** DATA FOR ANALYSIS follows **

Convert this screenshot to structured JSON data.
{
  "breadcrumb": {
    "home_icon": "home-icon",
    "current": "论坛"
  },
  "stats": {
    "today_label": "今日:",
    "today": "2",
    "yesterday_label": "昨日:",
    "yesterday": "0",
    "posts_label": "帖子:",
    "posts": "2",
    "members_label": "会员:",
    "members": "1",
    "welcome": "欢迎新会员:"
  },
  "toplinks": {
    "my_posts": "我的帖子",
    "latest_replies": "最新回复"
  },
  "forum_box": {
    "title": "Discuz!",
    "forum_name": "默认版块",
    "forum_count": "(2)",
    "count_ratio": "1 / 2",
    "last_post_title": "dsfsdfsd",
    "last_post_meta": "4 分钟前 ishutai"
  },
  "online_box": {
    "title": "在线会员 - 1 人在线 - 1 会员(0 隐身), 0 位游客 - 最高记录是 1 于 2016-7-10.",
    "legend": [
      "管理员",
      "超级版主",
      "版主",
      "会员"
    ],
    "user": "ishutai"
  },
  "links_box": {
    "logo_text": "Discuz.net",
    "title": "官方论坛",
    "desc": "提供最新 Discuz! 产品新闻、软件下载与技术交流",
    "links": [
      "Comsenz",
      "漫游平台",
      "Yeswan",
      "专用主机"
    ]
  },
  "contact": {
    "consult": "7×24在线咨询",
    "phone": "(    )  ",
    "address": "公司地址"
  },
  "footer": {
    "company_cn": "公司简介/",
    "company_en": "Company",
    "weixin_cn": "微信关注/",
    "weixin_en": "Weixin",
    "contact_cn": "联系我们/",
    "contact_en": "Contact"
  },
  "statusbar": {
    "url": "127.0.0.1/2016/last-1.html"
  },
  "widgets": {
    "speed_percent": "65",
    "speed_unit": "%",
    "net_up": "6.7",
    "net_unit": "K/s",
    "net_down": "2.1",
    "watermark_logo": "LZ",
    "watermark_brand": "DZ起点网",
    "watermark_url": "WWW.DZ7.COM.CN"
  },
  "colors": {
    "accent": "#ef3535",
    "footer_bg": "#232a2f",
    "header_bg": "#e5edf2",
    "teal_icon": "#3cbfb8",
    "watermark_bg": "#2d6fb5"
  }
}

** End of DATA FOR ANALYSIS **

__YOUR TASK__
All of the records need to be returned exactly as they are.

__RESULT OF THIS EXERCISE__
Convert this screenshot to structured JSON data.
{
  "breadcrumb": {
    "home_icon": "home-icon",
    "current": "论坛"
  },
  "stats": {
    "today_label": "今日:",
    "today": "2",
    "yesterday_label": "昨日:",
    "yesterday": "0",
    "posts_label": "帖子:",
    "posts": "2",
    "members_label": "会员:",
    "members": "1",
    "welcome": "欢迎新会员:"
  },
  "toplinks": {
    "my_posts": "我的帖子",
    "latest_replies": "最新回复"
  },
  "forum_box": {
    "title": "Discuz!",
    "forum_name": "默认版块",
    "forum_count": "(2)",
    "count_ratio": "1 / 2",
    "last_post_title": "dsfsdfsd",
    "last_post_meta": "4 分钟前 ishutai"
  },
  "online_box": {
    "title": "在线会员 - 1 人在线 - 1 会员(0 隐身), 0 位游客 - 最高记录是 1 于 2016-7-10.",
    "legend": [
      "管理员",
      "超级版主",
      "版主",
      "会员"
    ],
    "user": "ishutai"
  },
  "links_box": {
    "logo_text": "Discuz.net",
    "title": "官方论坛",
    "desc": "提供最新 Discuz! 产品新闻、软件下载与技术交流",
    "links": [
      "Comsenz",
      "漫游平台",
      "Yeswan",
      "专用主机"
    ]
  },
  "contact": {
    "consult": "7×24在线咨询",
    "phone": "(    )  ",
    "address": "公司地址"
  },
  "footer": {
    "company_cn": "公司简介/",
    "company_en": "Company",
    "weixin_cn": "微信关注/",
    "weixin_en": "Weixin",
    "contact_cn": "联系我们/",
    "contact_en": "Contact"
  },
  "statusbar": {
    "url": "127.0.0.1/2016/last-1.html"
  },
  "widgets": {
    "speed_percent": "65",
    "speed_unit": "%",
    "net_up": "6.7",
    "net_unit": "K/s",
    "net_down": "2.1",
    "watermark_logo": "LZ",
    "watermark_brand": "DZ起点网",
    "watermark_url": "WWW.DZ7.COM.CN"
  },
  "colors": {
    "accent": "#ef3535",
    "footer_bg": "#232a2f",
    "header_bg": "#e5edf2",
    "teal_icon": "#3cbfb8",
    "watermark_bg": "#2d6fb5"
  }
}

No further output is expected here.